And that, as Earth Day is celebrated Tuesday, is cause for concern.

Some states and cities have considered banning or taxing disposable plastic bags. Several grocery store chains have cut their use.

But are the bags that bad?

The American Chemistry Council, a trade association that represents chemical manufacturers, has opposed bans on plastic bags and said they have their benefits. The council said one truck can carry the same number of plastic bags as it takes seven trucks hauling bulkier paper bags.

And then there is the issue of trees. Plastic bags aren't made of trees, and when they're recycled, they save more trees.

The Trex Company, a Winchester, Va., manufacturer, makes building materials such as composite lumber for decking from plastic bags and reclaimed wood.

Among their suppliers of plastic is Harris-Teeter, which collects about 1.9 million pounds of plastic a year, said Jennifer Panetta, director of communications for the Charlotte, N.C.-based grocery store chain, with stores in eight states.

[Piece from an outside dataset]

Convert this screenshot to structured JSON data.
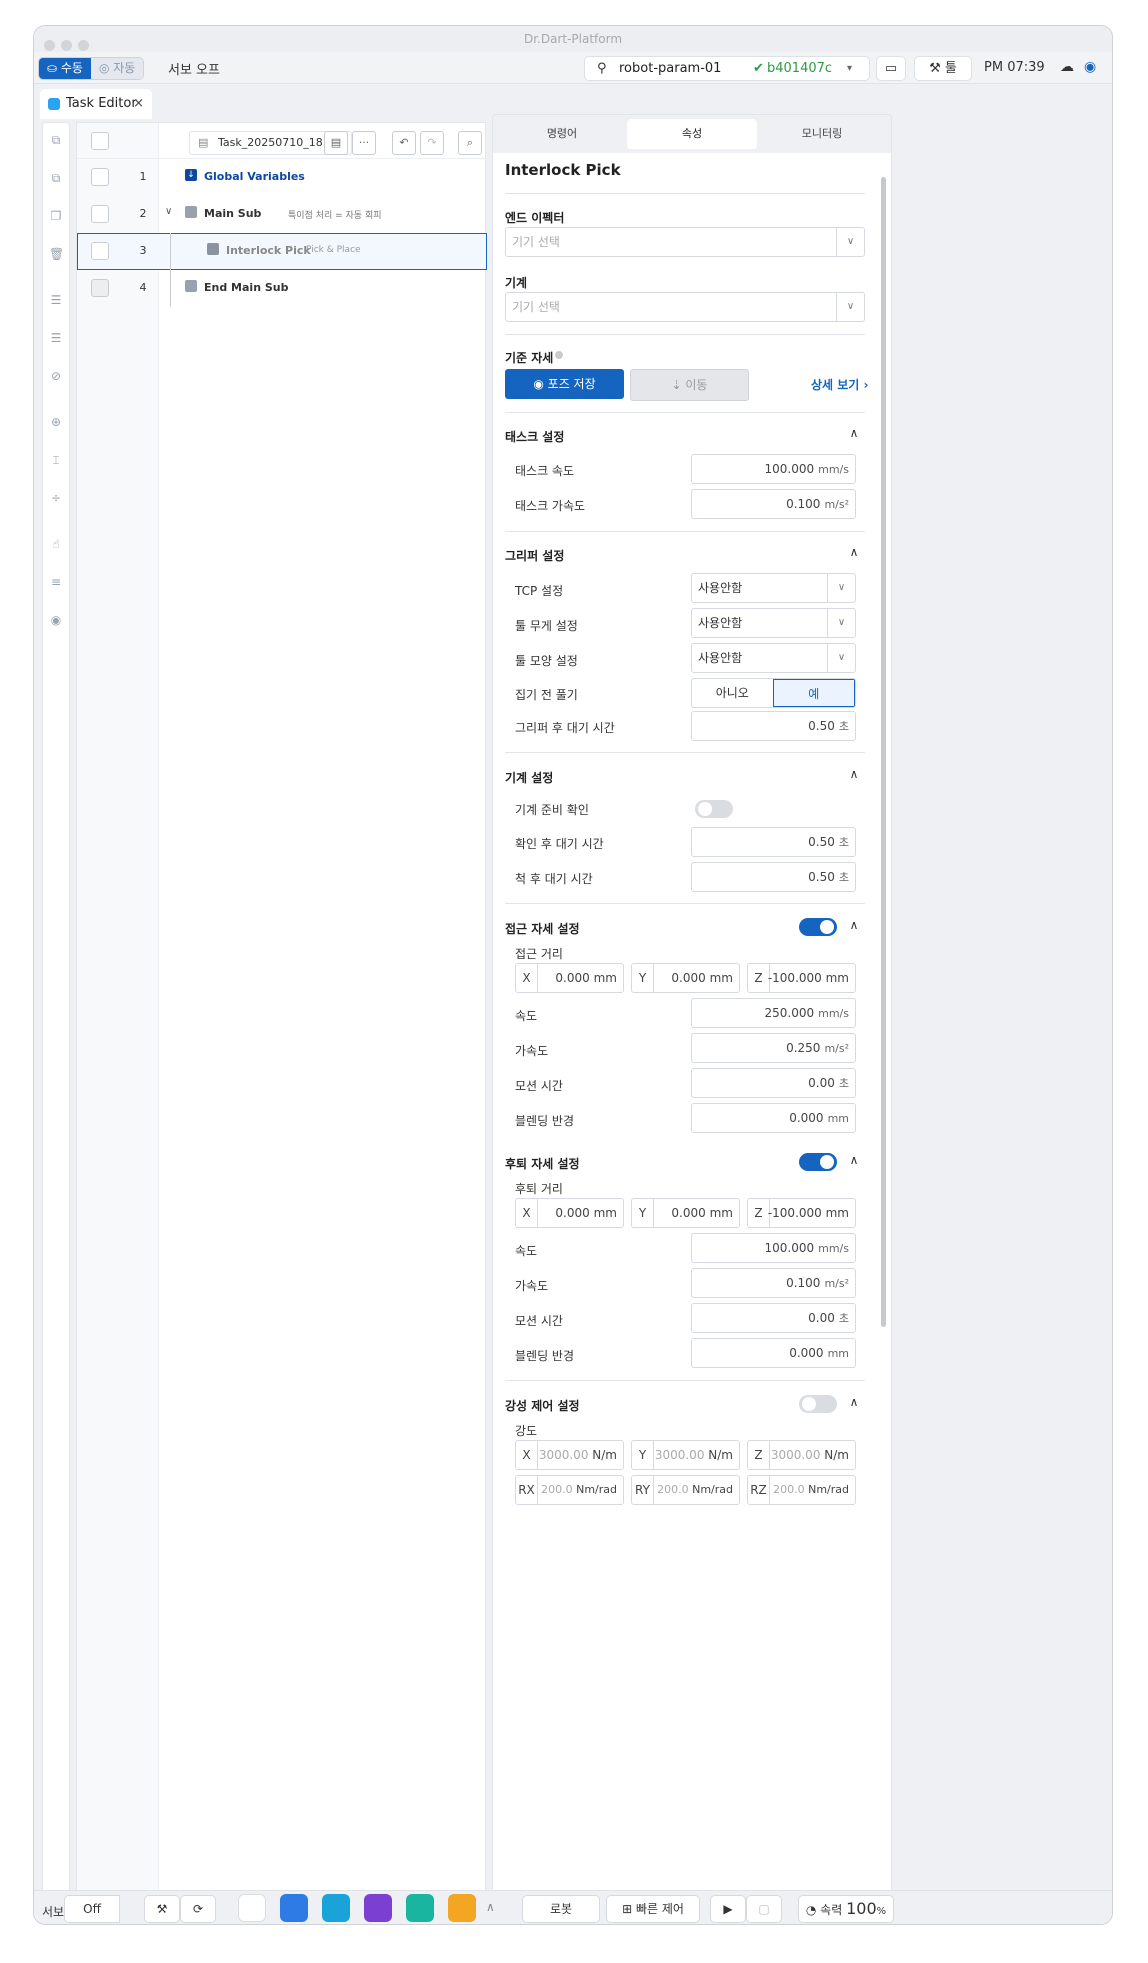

"We feel it's the consumers' choice," Panetta said. "If they stop using plastic bags, we would not carry them."

Still, some cities have banned their use.

Last March, San Francisco became the first U.S. city to bar large supermarkets from handing out disposable plastic bags. China has banned grocery stores and shops from handing them out after June 1.

The natural foods supermarket Whole Foods plans to stop handing them out at its 270 stores as of Tuesday. That means roughly 100 million plastic bags will be kept out of the environment by the end of 2008, the company says.

"It's really a part of our core values as a company, caring for our communities and our environment," said Darrah Horgan, a spokesperson for Whole Foods. "We're really encouraging people to re-use and bring in their own bags if possible."

Kroger collects plastic bags, dry-cleaning bags, and other plastic shrink wrap in bins near the entrance to stores. It sells reusable bags for 99 cents.

"One reusable bag has the potential to eliminate 1,000 plastic bags over the course of the reusable bag's life time," said Meghan Glynn, spokeswoman for the Kroger Company.

chicagotribune.com